Pull each line containing "JSON" from the data.

Excerpts from a dataset:
*-*-*
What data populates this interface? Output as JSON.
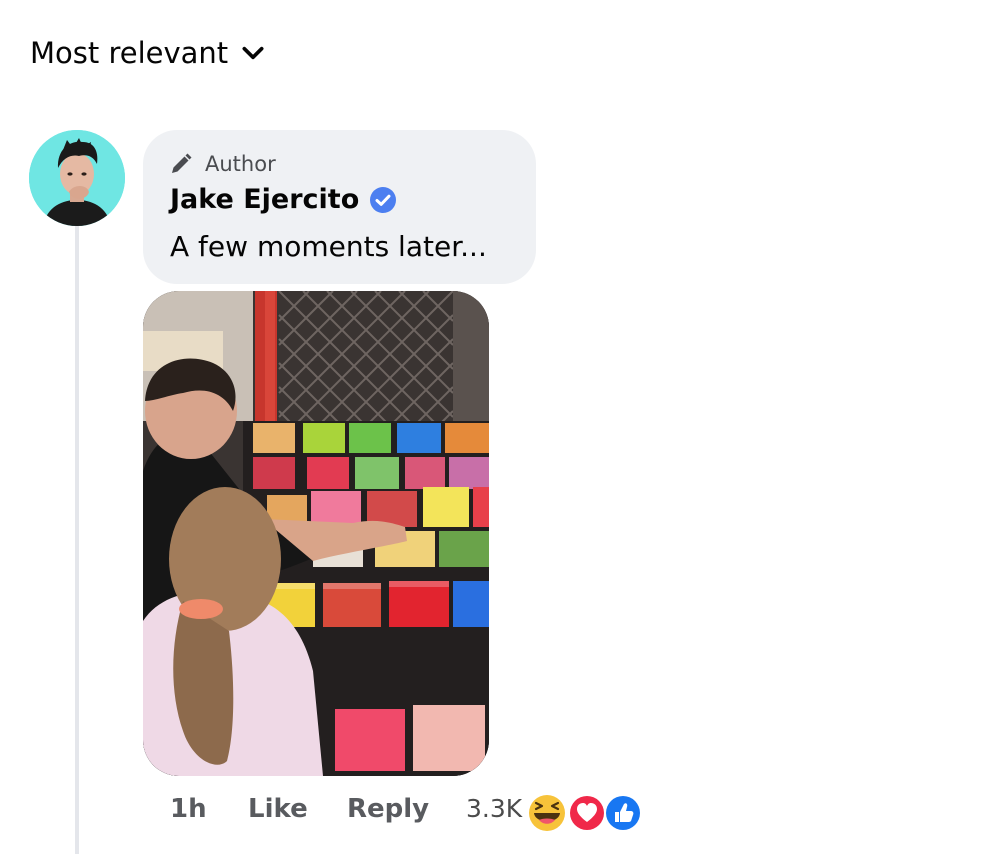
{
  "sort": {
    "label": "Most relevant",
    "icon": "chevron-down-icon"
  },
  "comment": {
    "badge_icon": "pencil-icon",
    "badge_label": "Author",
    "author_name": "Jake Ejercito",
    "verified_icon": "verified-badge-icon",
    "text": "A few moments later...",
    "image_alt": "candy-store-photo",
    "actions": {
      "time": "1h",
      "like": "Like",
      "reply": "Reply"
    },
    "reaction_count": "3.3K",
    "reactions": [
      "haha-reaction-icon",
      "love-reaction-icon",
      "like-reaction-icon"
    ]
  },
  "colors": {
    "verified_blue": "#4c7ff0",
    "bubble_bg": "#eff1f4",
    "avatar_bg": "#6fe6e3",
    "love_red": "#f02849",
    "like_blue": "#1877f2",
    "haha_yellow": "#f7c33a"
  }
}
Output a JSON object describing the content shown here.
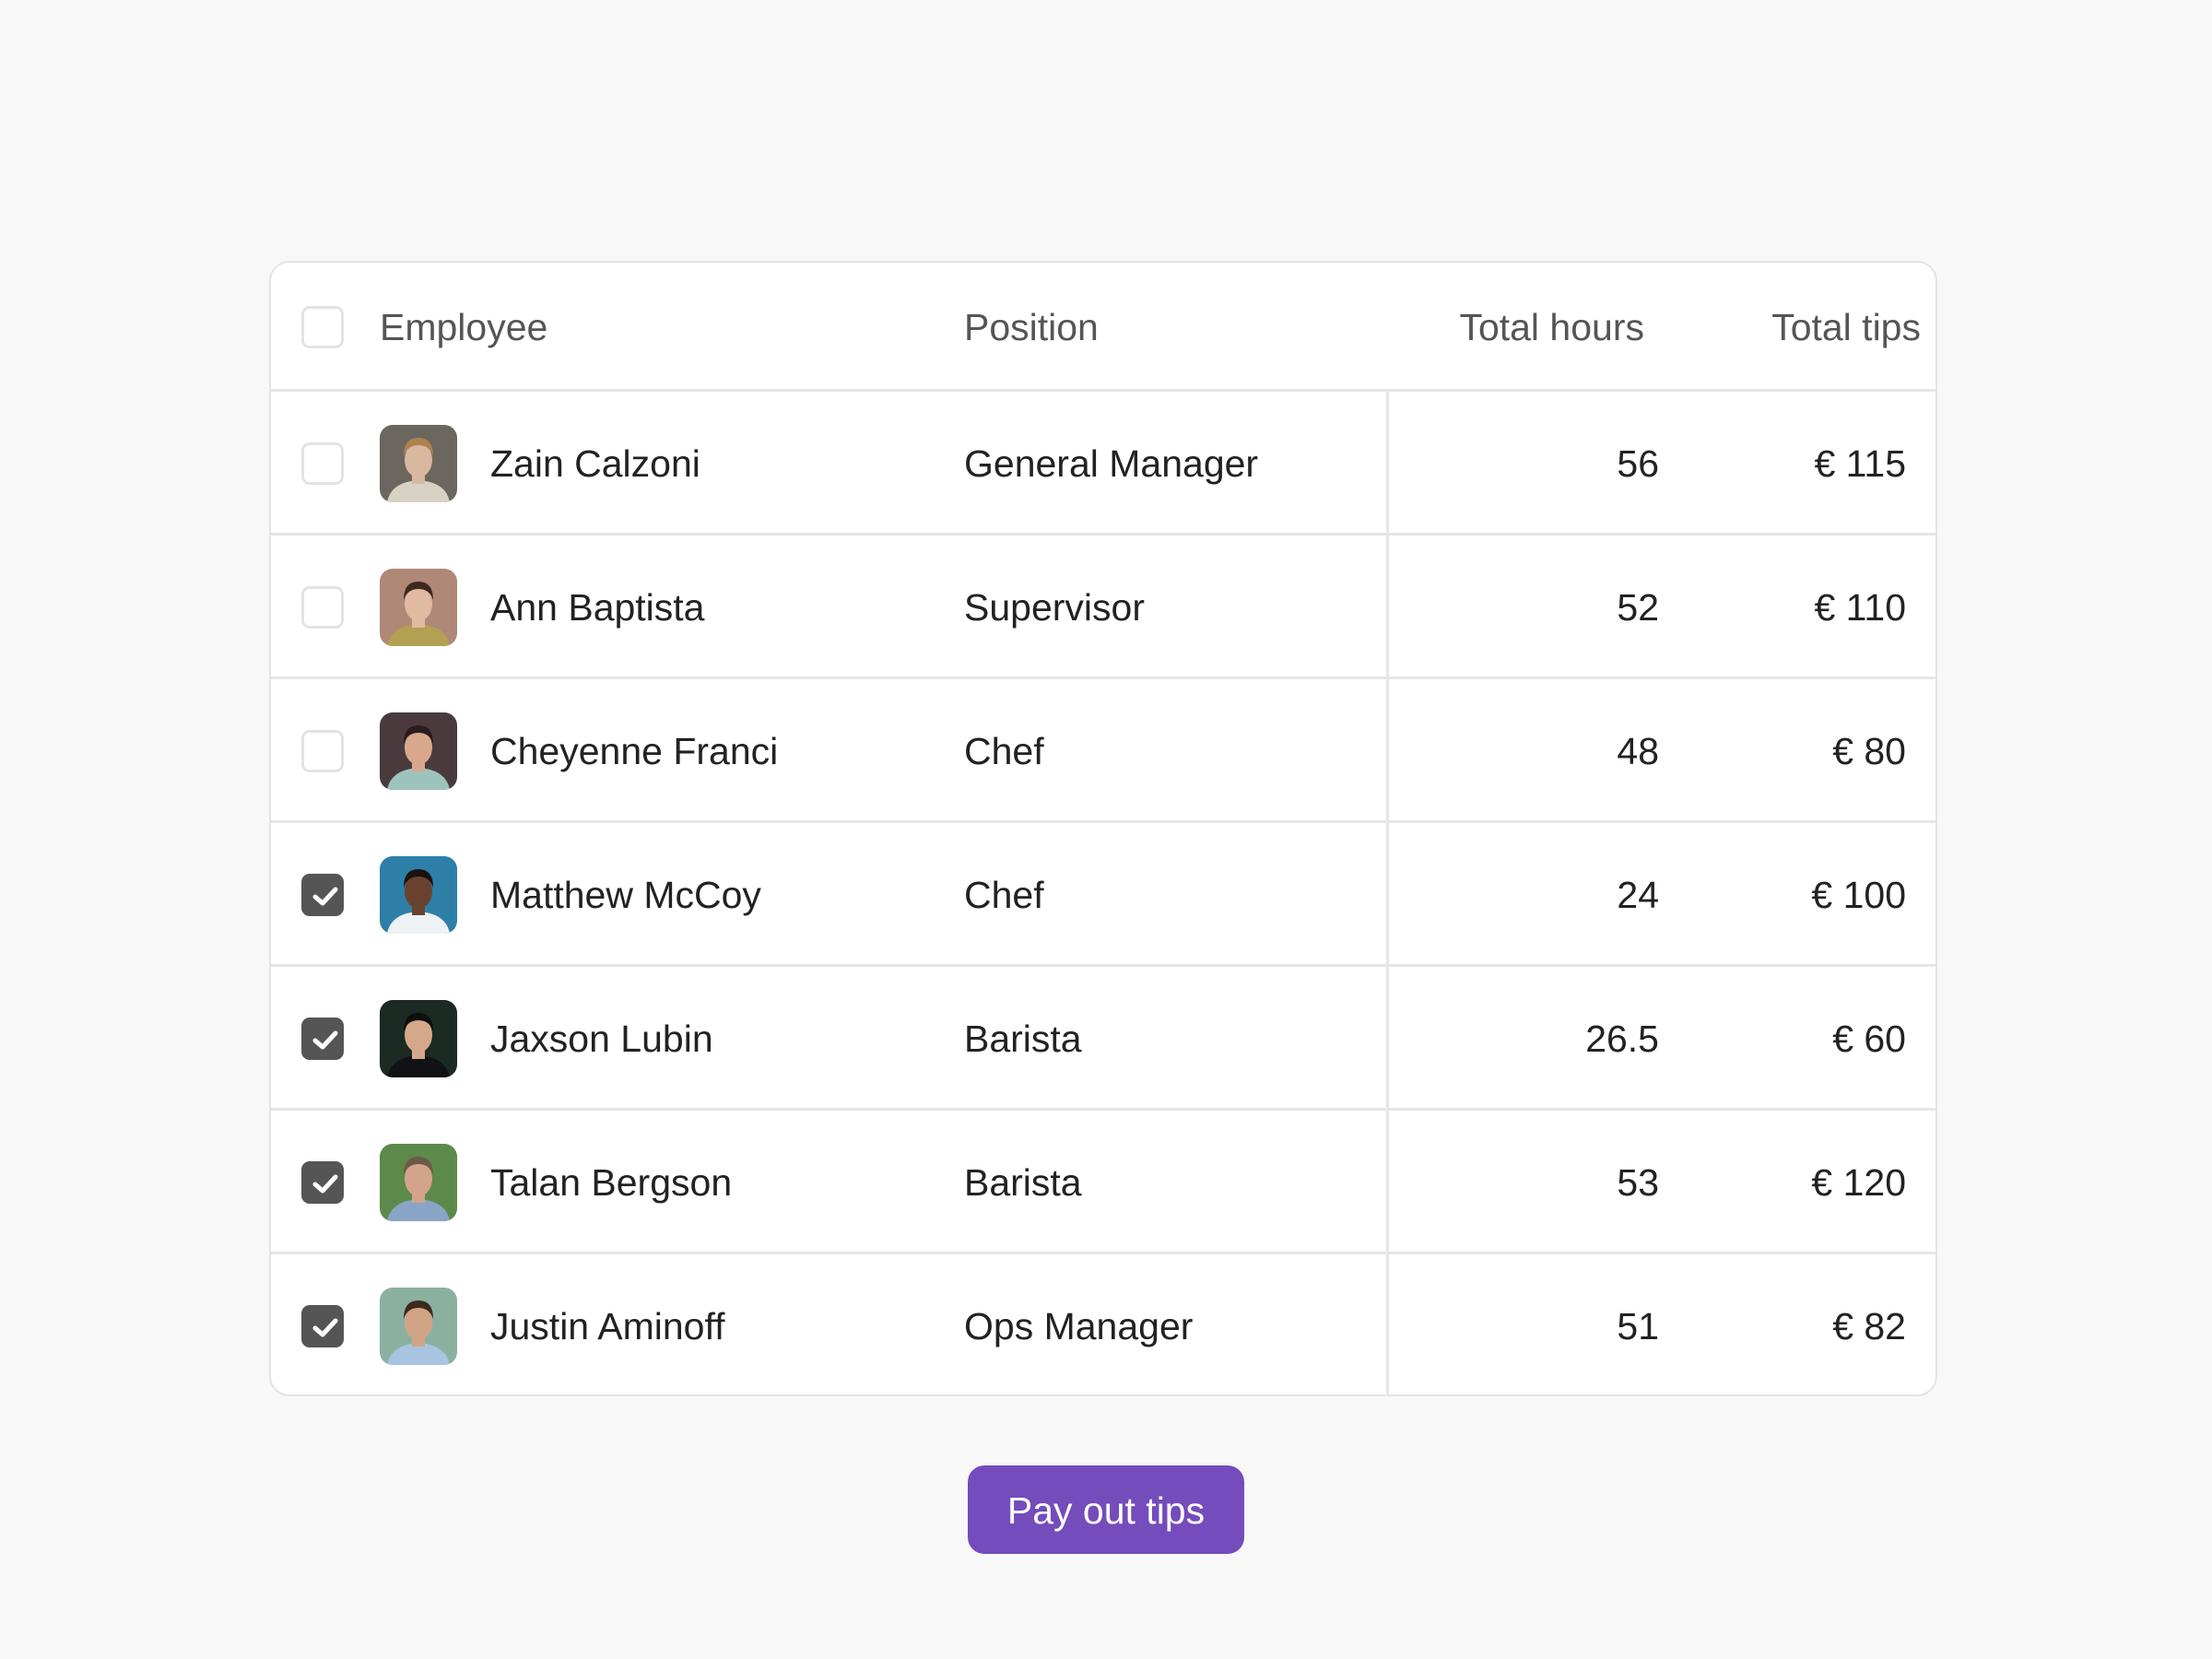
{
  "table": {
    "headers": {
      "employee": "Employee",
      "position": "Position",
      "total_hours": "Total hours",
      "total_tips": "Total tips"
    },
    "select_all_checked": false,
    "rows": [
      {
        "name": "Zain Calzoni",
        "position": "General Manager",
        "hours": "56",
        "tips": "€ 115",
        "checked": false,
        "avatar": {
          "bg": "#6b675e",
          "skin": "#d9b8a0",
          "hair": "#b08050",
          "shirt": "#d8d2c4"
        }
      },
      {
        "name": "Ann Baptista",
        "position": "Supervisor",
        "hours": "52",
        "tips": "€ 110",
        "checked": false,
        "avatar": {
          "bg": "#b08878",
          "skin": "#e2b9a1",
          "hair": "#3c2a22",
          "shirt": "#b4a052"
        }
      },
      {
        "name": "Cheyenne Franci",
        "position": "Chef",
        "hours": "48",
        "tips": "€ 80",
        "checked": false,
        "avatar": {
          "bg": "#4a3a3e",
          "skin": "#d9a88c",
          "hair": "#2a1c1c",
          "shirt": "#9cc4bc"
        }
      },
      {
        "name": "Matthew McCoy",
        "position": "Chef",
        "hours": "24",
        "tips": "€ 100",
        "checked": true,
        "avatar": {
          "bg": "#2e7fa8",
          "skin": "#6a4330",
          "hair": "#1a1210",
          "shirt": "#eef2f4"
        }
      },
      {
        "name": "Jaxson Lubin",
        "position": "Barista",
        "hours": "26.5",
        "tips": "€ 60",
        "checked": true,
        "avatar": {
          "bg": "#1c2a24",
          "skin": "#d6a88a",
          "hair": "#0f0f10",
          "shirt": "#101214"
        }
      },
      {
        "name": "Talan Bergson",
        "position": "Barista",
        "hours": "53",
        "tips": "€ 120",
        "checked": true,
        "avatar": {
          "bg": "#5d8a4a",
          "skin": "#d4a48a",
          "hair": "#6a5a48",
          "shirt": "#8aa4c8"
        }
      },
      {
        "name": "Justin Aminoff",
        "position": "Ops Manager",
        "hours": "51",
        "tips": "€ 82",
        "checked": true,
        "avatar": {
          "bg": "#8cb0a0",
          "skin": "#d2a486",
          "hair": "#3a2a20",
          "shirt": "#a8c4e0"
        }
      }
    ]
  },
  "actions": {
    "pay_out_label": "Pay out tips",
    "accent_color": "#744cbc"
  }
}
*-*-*
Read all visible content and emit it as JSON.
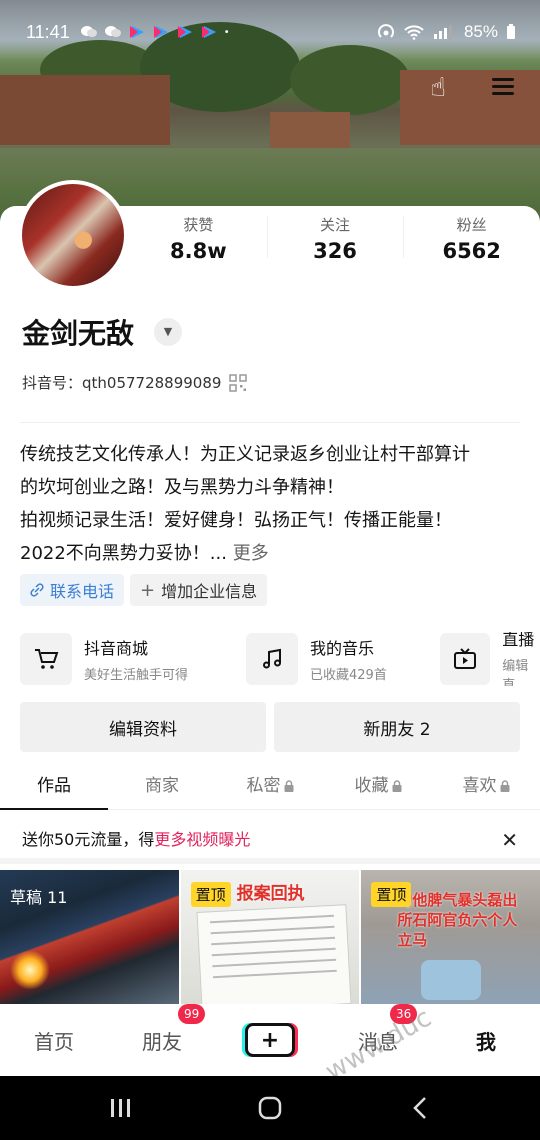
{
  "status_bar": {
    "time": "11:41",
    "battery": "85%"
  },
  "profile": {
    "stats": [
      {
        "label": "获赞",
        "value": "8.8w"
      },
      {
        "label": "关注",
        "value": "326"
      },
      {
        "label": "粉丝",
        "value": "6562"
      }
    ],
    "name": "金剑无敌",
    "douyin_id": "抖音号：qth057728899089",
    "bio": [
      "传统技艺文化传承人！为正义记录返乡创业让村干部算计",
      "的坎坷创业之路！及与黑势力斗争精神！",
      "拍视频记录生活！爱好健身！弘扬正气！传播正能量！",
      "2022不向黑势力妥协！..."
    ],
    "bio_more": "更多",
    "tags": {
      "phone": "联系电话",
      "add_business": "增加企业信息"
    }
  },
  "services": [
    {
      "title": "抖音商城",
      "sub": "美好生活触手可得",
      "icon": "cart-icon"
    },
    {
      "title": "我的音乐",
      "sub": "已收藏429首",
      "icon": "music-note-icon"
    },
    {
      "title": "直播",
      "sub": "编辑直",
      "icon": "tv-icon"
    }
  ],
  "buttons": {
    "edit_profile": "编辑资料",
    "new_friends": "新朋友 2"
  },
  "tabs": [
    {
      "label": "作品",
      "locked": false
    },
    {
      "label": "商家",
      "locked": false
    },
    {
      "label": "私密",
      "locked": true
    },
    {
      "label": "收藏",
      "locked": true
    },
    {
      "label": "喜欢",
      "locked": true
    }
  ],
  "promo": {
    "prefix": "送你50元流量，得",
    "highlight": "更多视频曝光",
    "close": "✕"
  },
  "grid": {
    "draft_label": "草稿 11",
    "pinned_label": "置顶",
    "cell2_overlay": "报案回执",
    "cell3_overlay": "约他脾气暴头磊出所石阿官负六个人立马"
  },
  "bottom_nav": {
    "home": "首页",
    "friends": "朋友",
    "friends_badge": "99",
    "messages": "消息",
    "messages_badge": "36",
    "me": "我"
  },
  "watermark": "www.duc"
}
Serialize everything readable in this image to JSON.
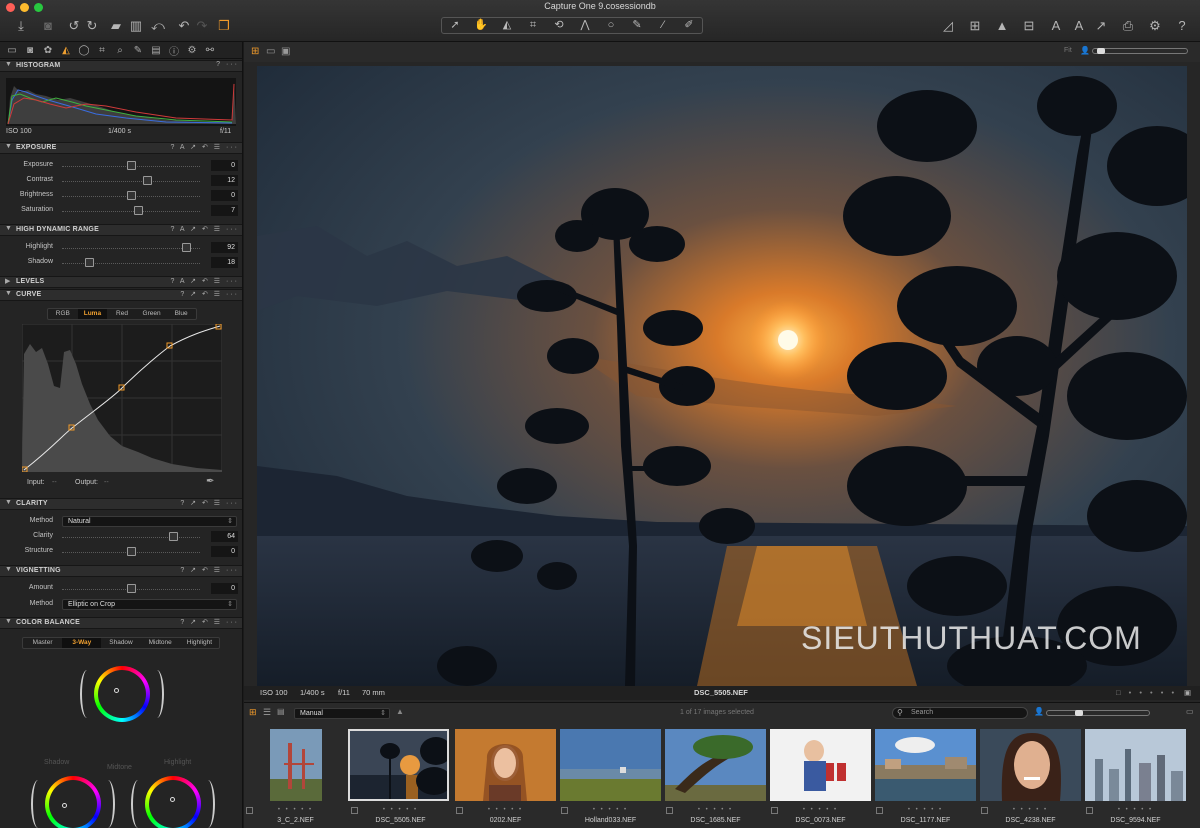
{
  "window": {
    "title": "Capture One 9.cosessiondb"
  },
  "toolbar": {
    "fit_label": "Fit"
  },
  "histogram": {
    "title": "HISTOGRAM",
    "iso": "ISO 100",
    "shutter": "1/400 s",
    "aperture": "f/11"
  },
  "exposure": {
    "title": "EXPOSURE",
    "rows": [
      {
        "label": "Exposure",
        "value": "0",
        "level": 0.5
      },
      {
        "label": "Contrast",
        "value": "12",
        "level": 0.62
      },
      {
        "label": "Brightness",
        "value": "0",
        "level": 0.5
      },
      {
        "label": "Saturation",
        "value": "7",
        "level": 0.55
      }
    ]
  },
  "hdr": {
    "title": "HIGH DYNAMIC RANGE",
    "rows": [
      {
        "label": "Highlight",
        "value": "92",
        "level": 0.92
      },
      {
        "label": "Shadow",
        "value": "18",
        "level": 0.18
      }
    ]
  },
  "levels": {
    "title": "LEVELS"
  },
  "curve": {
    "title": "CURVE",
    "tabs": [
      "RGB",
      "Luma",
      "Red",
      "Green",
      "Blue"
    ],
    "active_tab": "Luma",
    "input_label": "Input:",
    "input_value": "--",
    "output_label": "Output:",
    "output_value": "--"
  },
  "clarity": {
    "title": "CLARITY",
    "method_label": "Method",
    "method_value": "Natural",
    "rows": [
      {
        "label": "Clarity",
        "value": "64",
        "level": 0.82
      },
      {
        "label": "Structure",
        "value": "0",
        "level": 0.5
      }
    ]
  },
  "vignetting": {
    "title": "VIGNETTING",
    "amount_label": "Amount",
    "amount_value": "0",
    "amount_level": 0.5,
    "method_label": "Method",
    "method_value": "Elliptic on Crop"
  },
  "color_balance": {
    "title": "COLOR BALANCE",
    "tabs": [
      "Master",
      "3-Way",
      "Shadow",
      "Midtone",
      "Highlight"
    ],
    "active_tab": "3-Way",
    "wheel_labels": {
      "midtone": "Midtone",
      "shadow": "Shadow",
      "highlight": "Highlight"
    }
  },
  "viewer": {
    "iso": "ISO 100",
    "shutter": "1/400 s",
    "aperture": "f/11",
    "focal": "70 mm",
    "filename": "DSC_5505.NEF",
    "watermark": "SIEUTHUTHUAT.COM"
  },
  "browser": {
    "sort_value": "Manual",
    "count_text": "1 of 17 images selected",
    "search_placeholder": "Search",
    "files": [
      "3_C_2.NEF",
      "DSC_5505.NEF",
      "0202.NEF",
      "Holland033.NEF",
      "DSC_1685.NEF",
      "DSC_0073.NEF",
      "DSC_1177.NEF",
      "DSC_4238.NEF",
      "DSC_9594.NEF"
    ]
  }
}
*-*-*
Task answer
What data populates this interface? Output as JSON.
Output a JSON object describing the content shown here.
Read all visible content and emit it as JSON.
Serialize everything readable in this image to JSON.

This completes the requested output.